### Work to complete:
Every record should be copied exactly, and the images omitted.

_ _ _ _

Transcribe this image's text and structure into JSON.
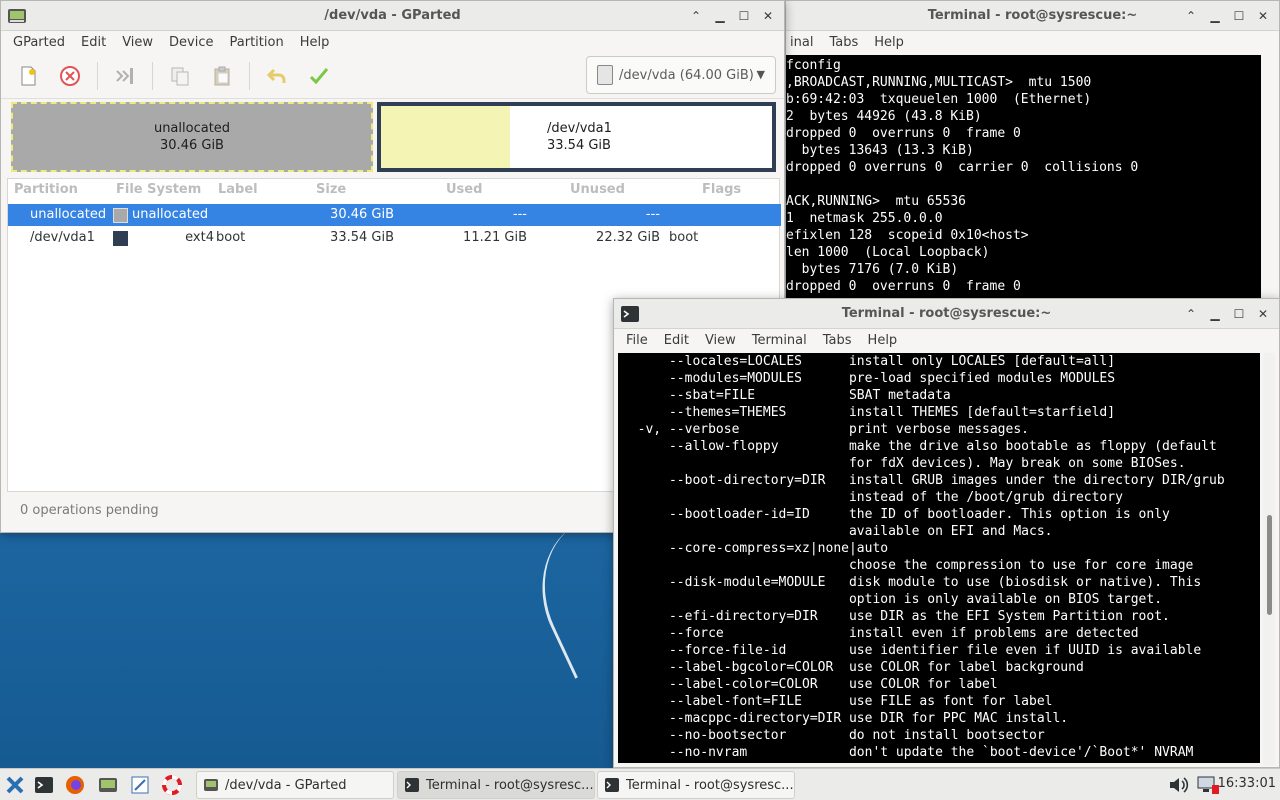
{
  "desktop": {},
  "gparted": {
    "title": "/dev/vda - GParted",
    "menu": [
      "GParted",
      "Edit",
      "View",
      "Device",
      "Partition",
      "Help"
    ],
    "toolbar": [
      "new-icon",
      "delete-icon",
      "resize-icon",
      "copy-icon",
      "paste-icon",
      "undo-icon",
      "apply-icon"
    ],
    "device_selector": "/dev/vda (64.00 GiB)",
    "disk_map": {
      "unallocated": {
        "name": "unallocated",
        "size": "30.46 GiB"
      },
      "partition": {
        "name": "/dev/vda1",
        "size": "33.54 GiB",
        "used_fraction": 0.33
      }
    },
    "columns": [
      "Partition",
      "File System",
      "Label",
      "Size",
      "Used",
      "Unused",
      "Flags"
    ],
    "rows": [
      {
        "partition": "unallocated",
        "fs": "unallocated",
        "label": "",
        "size": "30.46 GiB",
        "used": "---",
        "unused": "---",
        "flags": "",
        "color": "#a9a9a9",
        "selected": true
      },
      {
        "partition": "/dev/vda1",
        "fs": "ext4",
        "label": "boot",
        "size": "33.54 GiB",
        "used": "11.21 GiB",
        "unused": "22.32 GiB",
        "flags": "boot",
        "color": "#2f3e52",
        "selected": false
      }
    ],
    "status": "0 operations pending"
  },
  "terminal_back": {
    "title": "Terminal - root@sysrescue:~",
    "menu": [
      "inal",
      "Tabs",
      "Help"
    ],
    "lines": [
      "fconfig",
      ",BROADCAST,RUNNING,MULTICAST>  mtu 1500",
      "b:69:42:03  txqueuelen 1000  (Ethernet)",
      "2  bytes 44926 (43.8 KiB)",
      "dropped 0  overruns 0  frame 0",
      "  bytes 13643 (13.3 KiB)",
      "dropped 0 overruns 0  carrier 0  collisions 0",
      "",
      "ACK,RUNNING>  mtu 65536",
      "1  netmask 255.0.0.0",
      "efixlen 128  scopeid 0x10<host>",
      "len 1000  (Local Loopback)",
      "  bytes 7176 (7.0 KiB)",
      "dropped 0  overruns 0  frame 0"
    ]
  },
  "terminal_front": {
    "title": "Terminal - root@sysrescue:~",
    "menu": [
      "File",
      "Edit",
      "View",
      "Terminal",
      "Tabs",
      "Help"
    ],
    "lines": [
      "      --locales=LOCALES      install only LOCALES [default=all]",
      "      --modules=MODULES      pre-load specified modules MODULES",
      "      --sbat=FILE            SBAT metadata",
      "      --themes=THEMES        install THEMES [default=starfield]",
      "  -v, --verbose              print verbose messages.",
      "      --allow-floppy         make the drive also bootable as floppy (default",
      "                             for fdX devices). May break on some BIOSes.",
      "      --boot-directory=DIR   install GRUB images under the directory DIR/grub",
      "                             instead of the /boot/grub directory",
      "      --bootloader-id=ID     the ID of bootloader. This option is only",
      "                             available on EFI and Macs.",
      "      --core-compress=xz|none|auto",
      "                             choose the compression to use for core image",
      "      --disk-module=MODULE   disk module to use (biosdisk or native). This",
      "                             option is only available on BIOS target.",
      "      --efi-directory=DIR    use DIR as the EFI System Partition root.",
      "      --force                install even if problems are detected",
      "      --force-file-id        use identifier file even if UUID is available",
      "      --label-bgcolor=COLOR  use COLOR for label background",
      "      --label-color=COLOR    use COLOR for label",
      "      --label-font=FILE      use FILE as font for label",
      "      --macppc-directory=DIR use DIR for PPC MAC install.",
      "      --no-bootsector        do not install bootsector",
      "      --no-nvram             don't update the `boot-device'/`Boot*' NVRAM"
    ]
  },
  "taskbar": {
    "tasks": [
      "/dev/vda - GParted",
      "Terminal - root@sysresc...",
      "Terminal - root@sysresc..."
    ],
    "clock": "16:33:01"
  }
}
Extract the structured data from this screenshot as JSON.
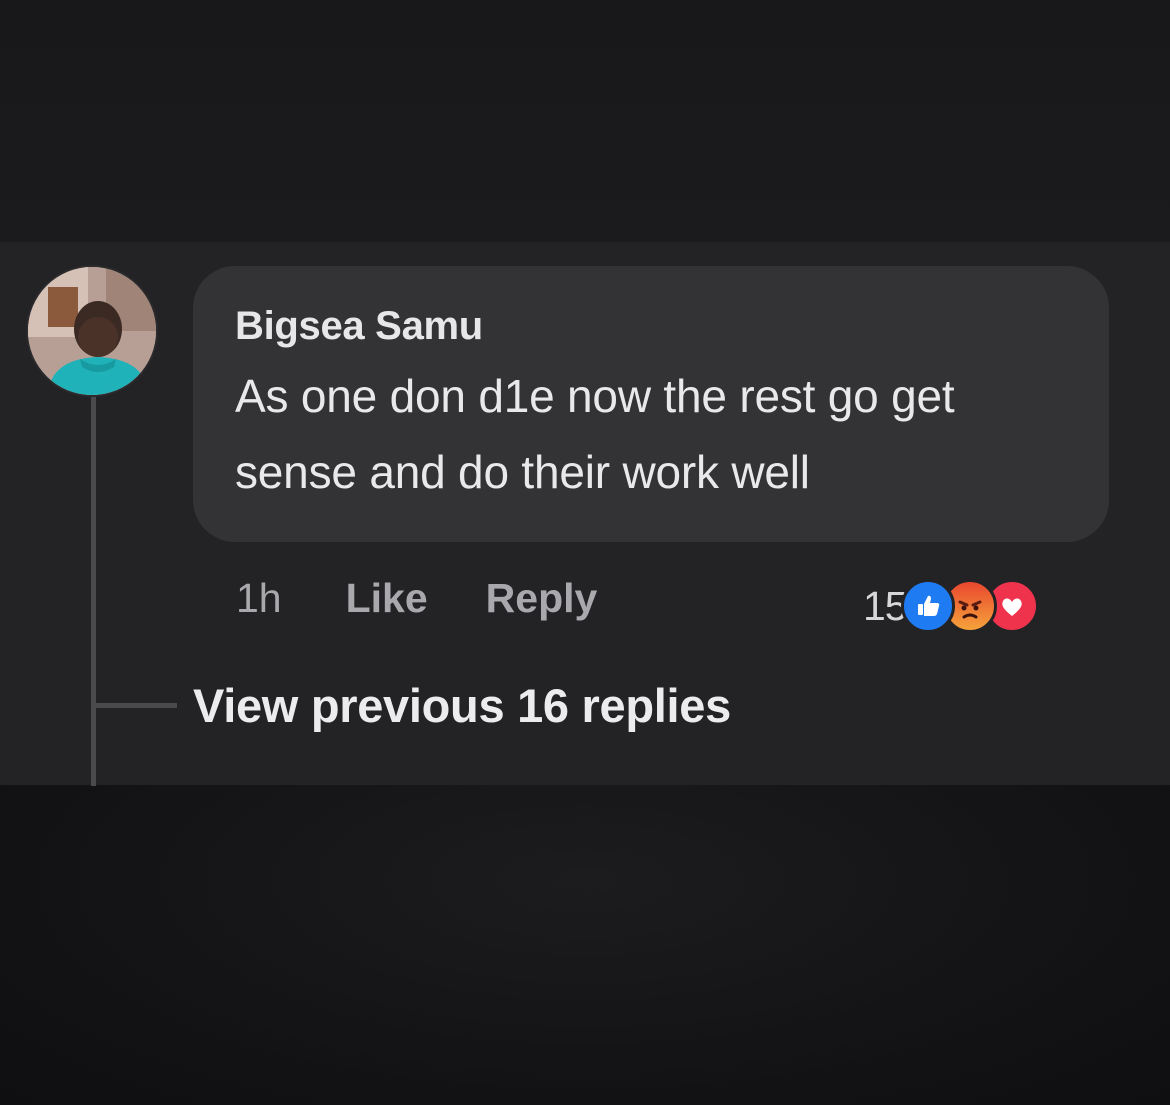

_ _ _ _

### Exercise result:
Transcribe this image's text and structure into JSON.
{
  "desktop": {},
  "gparted": {
    "title": "/dev/vda - GParted",
    "menu": [
      "GParted",
      "Edit",
      "View",
      "Device",
      "Partition",
      "Help"
    ],
    "toolbar": [
      "new-icon",
      "delete-icon",
      "resize-icon",
      "copy-icon",
      "paste-icon",
      "undo-icon",
      "apply-icon"
    ],
    "device_selector": "/dev/vda (64.00 GiB)",
    "disk_map": {
      "unallocated": {
        "name": "unallocated",
        "size": "30.46 GiB"
      },
      "partition": {
        "name": "/dev/vda1",
        "size": "33.54 GiB",
        "used_fraction": 0.33
      }
    },
    "columns": [
      "Partition",
      "File System",
      "Label",
      "Size",
      "Used",
      "Unused",
      "Flags"
    ],
    "rows": [
      {
        "partition": "unallocated",
        "fs": "unallocated",
        "label": "",
        "size": "30.46 GiB",
        "used": "---",
        "unused": "---",
        "flags": "",
        "color": "#a9a9a9",
        "selected": true
      },
      {
        "partition": "/dev/vda1",
        "fs": "ext4",
        "label": "boot",
        "size": "33.54 GiB",
        "used": "11.21 GiB",
        "unused": "22.32 GiB",
        "flags": "boot",
        "color": "#2f3e52",
        "selected": false
      }
    ],
    "status": "0 operations pending"
  },
  "terminal_back": {
    "title": "Terminal - root@sysrescue:~",
    "menu": [
      "inal",
      "Tabs",
      "Help"
    ],
    "lines": [
      "fconfig",
      ",BROADCAST,RUNNING,MULTICAST>  mtu 1500",
      "b:69:42:03  txqueuelen 1000  (Ethernet)",
      "2  bytes 44926 (43.8 KiB)",
      "dropped 0  overruns 0  frame 0",
      "  bytes 13643 (13.3 KiB)",
      "dropped 0 overruns 0  carrier 0  collisions 0",
      "",
      "ACK,RUNNING>  mtu 65536",
      "1  netmask 255.0.0.0",
      "efixlen 128  scopeid 0x10<host>",
      "len 1000  (Local Loopback)",
      "  bytes 7176 (7.0 KiB)",
      "dropped 0  overruns 0  frame 0"
    ]
  },
  "terminal_front": {
    "title": "Terminal - root@sysrescue:~",
    "menu": [
      "File",
      "Edit",
      "View",
      "Terminal",
      "Tabs",
      "Help"
    ],
    "lines": [
      "      --locales=LOCALES      install only LOCALES [default=all]",
      "      --modules=MODULES      pre-load specified modules MODULES",
      "      --sbat=FILE            SBAT metadata",
      "      --themes=THEMES        install THEMES [default=starfield]",
      "  -v, --verbose              print verbose messages.",
      "      --allow-floppy         make the drive also bootable as floppy (default",
      "                             for fdX devices). May break on some BIOSes.",
      "      --boot-directory=DIR   install GRUB images under the directory DIR/grub",
      "                             instead of the /boot/grub directory",
      "      --bootloader-id=ID     the ID of bootloader. This option is only",
      "                             available on EFI and Macs.",
      "      --core-compress=xz|none|auto",
      "                             choose the compression to use for core image",
      "      --disk-module=MODULE   disk module to use (biosdisk or native). This",
      "                             option is only available on BIOS target.",
      "      --efi-directory=DIR    use DIR as the EFI System Partition root.",
      "      --force                install even if problems are detected",
      "      --force-file-id        use identifier file even if UUID is available",
      "      --label-bgcolor=COLOR  use COLOR for label background",
      "      --label-color=COLOR    use COLOR for label",
      "      --label-font=FILE      use FILE as font for label",
      "      --macppc-directory=DIR use DIR for PPC MAC install.",
      "      --no-bootsector        do not install bootsector",
      "      --no-nvram             don't update the `boot-device'/`Boot*' NVRAM"
    ]
  },
  "taskbar": {
    "tasks": [
      "/dev/vda - GParted",
      "Terminal - root@sysresc...",
      "Terminal - root@sysresc..."
    ],
    "clock": "16:33:01"
  }
}
Extract the structured data from this screenshot as JSON.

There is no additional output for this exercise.